The JCP committee in the JSR 244 specification: The Java TM Platform, Enterprise Edition 5 (Java EE 5) defined a set of JSR specifications that are included in the Java EE platform. The task of the JCP committee is to issue specifications based on which the Open-Source communities, as well as commercial organisations, create implementations. The Spring Framework is not an implementation of the JSR specification and, therefore, is not included in the list of standard JEE technologies.
The Spring Framework is used to develop Java / Java EE applications, so it becomes part of the Java EE application but is not a Java EE technology.

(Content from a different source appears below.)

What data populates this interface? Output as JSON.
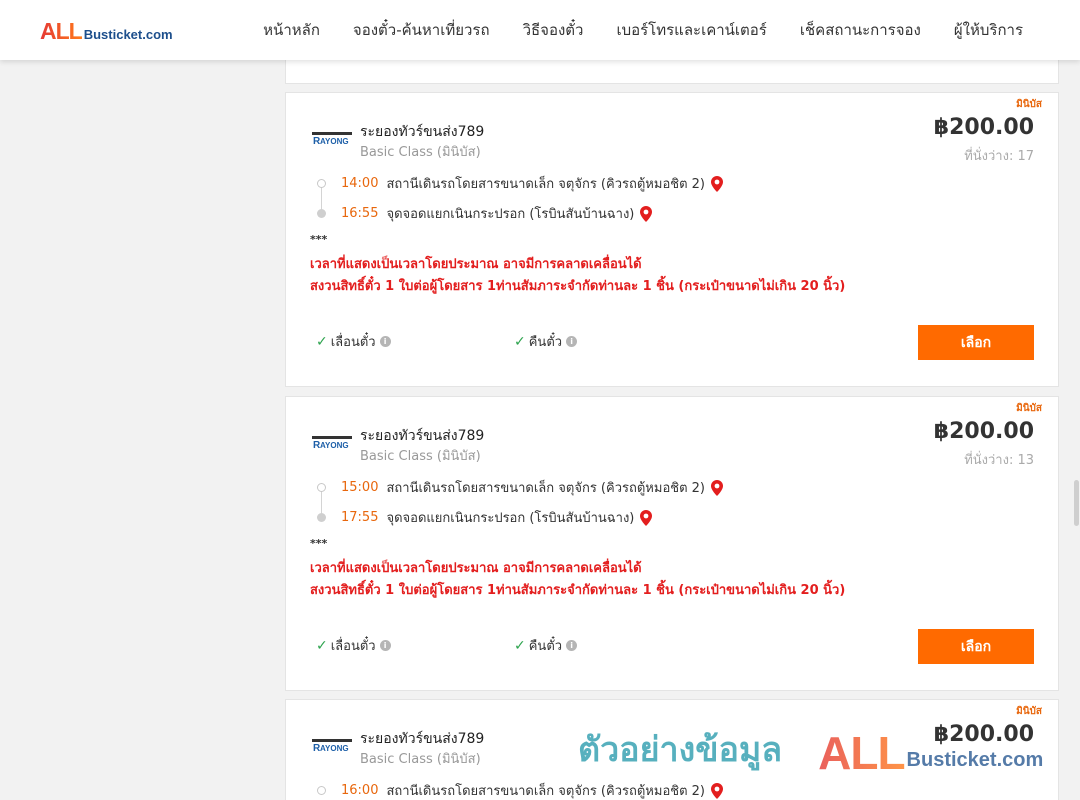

Using, for example, the standard Java EE implementation of Enterprise JavaBeans (EJB) technology provided by the BEA WebLogic application server, you can transfer your application to the Apache Geronimo server, and thereby use the Apache EJB implementation, which may be more productive or not contain significant errors. If you use the Spring Framework, you always use one application from SpringSource during migration, and if it includes substantial errors or does not satisfy you with other criteria, you have either to correct the mistakes yourself, or look for workarounds, or abandon this framework.
This article only indicates the ideological flaw of the Spring Framework, as in practice, the Spring Framework is successfully used to develop applications of varying complexity. Also, with this article, I do not belittle the advantages of EJB technology, which can also be successfully used.
- Do not try to make all the applications on anyone stack – they are intended a bit for different things. However, we must clearly understand why each of the stacks fits better. Simply put, Java EE – for an easily scalable monolithic application, Spring – for minimal applications with a GUI on the Front-end or microservice architecture.
- Do not forget that AJAX is now essential. If you plan to make a severe application on SpringMVC + Thymeleaf – get ready to lose development time. Writing AJAX with your hands is painful. So either React / Angular (fashionable, beautiful, youthful!) or the old JSF + PrimeFaces. Not so cute, but also quite nothing and without Front-ender. Note that it is for back-office applications (any admins, etc.) that PrimeFaces and their counterparts offer an unlimited number of ready-made business components, such as calendars, color picks, time zones, and all that. You will significantly increase your development speed.
- Your programmers may not know the Java EE stack. As my practice has shown, they learn it very quickly.
- And last but not least. I think the pendulum that once brought Spring to the top can go back to Java EE and throw Spring down. I would not rule out such a possibility.